Assigned task: Establish how many lines in the material include the string "JSON" and report it as a lone number.
══ Provided information
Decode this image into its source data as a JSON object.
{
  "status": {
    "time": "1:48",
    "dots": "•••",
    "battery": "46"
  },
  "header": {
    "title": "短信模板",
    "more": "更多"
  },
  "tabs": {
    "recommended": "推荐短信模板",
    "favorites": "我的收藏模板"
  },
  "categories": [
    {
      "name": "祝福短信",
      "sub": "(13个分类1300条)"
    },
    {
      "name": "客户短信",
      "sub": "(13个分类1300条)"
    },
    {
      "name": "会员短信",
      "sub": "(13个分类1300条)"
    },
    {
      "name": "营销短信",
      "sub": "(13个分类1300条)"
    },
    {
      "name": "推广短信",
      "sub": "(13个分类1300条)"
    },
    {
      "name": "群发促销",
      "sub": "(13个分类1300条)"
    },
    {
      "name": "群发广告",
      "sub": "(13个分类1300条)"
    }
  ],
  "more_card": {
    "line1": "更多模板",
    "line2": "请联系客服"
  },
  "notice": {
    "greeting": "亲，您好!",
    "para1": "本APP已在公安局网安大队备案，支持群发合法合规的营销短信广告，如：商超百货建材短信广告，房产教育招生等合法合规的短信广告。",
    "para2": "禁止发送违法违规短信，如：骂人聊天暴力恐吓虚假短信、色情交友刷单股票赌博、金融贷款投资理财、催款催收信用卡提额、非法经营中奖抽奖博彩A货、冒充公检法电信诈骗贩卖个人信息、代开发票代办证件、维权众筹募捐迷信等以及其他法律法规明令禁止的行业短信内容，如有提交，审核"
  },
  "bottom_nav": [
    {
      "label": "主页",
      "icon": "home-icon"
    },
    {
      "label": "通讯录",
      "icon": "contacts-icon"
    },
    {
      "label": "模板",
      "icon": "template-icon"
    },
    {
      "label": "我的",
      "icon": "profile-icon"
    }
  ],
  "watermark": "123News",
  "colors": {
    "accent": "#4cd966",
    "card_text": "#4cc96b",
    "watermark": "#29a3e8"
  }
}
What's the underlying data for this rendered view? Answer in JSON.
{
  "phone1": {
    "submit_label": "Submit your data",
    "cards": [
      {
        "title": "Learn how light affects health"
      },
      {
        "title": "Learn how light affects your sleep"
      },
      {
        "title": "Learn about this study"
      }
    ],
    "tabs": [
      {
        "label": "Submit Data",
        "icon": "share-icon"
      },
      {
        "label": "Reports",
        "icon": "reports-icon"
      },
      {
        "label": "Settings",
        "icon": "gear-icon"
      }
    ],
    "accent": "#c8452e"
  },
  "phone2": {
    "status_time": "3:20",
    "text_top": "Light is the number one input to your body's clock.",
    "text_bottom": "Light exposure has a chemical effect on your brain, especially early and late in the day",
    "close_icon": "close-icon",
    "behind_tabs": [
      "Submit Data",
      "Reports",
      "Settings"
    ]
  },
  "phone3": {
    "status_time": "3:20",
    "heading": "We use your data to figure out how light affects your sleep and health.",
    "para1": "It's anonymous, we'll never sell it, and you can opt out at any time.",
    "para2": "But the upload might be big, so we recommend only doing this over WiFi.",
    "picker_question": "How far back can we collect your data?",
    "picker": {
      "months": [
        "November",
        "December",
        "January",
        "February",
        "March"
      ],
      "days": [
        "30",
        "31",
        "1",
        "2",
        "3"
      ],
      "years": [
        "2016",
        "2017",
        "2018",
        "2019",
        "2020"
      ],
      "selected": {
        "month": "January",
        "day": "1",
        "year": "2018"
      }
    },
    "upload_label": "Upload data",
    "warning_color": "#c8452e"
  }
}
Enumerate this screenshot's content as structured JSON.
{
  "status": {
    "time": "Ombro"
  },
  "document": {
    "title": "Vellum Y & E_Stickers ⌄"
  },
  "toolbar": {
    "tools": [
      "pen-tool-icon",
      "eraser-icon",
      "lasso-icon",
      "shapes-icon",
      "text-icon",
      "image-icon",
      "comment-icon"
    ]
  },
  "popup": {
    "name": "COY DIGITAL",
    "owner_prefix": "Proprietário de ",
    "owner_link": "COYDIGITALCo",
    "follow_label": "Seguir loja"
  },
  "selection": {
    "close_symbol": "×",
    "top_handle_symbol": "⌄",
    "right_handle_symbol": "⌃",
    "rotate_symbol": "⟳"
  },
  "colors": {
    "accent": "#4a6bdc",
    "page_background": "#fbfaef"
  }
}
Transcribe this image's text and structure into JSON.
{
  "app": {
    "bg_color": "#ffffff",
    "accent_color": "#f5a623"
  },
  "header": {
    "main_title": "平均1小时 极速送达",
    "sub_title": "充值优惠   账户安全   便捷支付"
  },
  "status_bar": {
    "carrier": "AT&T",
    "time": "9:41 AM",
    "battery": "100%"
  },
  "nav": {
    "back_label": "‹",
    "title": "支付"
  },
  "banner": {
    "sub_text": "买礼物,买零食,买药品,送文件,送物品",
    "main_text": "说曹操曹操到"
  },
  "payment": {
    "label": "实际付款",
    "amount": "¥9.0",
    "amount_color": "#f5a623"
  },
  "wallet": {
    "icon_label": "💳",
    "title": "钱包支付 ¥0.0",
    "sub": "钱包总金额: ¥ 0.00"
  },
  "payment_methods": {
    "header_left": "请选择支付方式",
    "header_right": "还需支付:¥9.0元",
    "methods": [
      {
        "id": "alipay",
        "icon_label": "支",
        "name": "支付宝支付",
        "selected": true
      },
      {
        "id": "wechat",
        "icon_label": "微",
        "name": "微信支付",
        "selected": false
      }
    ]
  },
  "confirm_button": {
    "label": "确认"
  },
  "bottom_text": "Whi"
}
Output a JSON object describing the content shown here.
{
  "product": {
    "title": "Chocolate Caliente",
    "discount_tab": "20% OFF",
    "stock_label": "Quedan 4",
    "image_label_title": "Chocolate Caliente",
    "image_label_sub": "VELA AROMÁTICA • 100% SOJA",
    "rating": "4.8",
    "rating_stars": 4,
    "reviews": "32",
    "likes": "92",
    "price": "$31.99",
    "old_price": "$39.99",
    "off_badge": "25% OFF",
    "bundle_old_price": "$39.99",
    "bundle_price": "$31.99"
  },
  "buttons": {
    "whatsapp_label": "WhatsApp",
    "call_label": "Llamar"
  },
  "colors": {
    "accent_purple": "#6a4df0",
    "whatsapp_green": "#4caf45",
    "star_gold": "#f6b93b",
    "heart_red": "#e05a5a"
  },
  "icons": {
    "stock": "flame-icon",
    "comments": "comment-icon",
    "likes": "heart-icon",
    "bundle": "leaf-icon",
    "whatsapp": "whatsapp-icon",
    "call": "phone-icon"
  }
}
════
Exercise solution: 5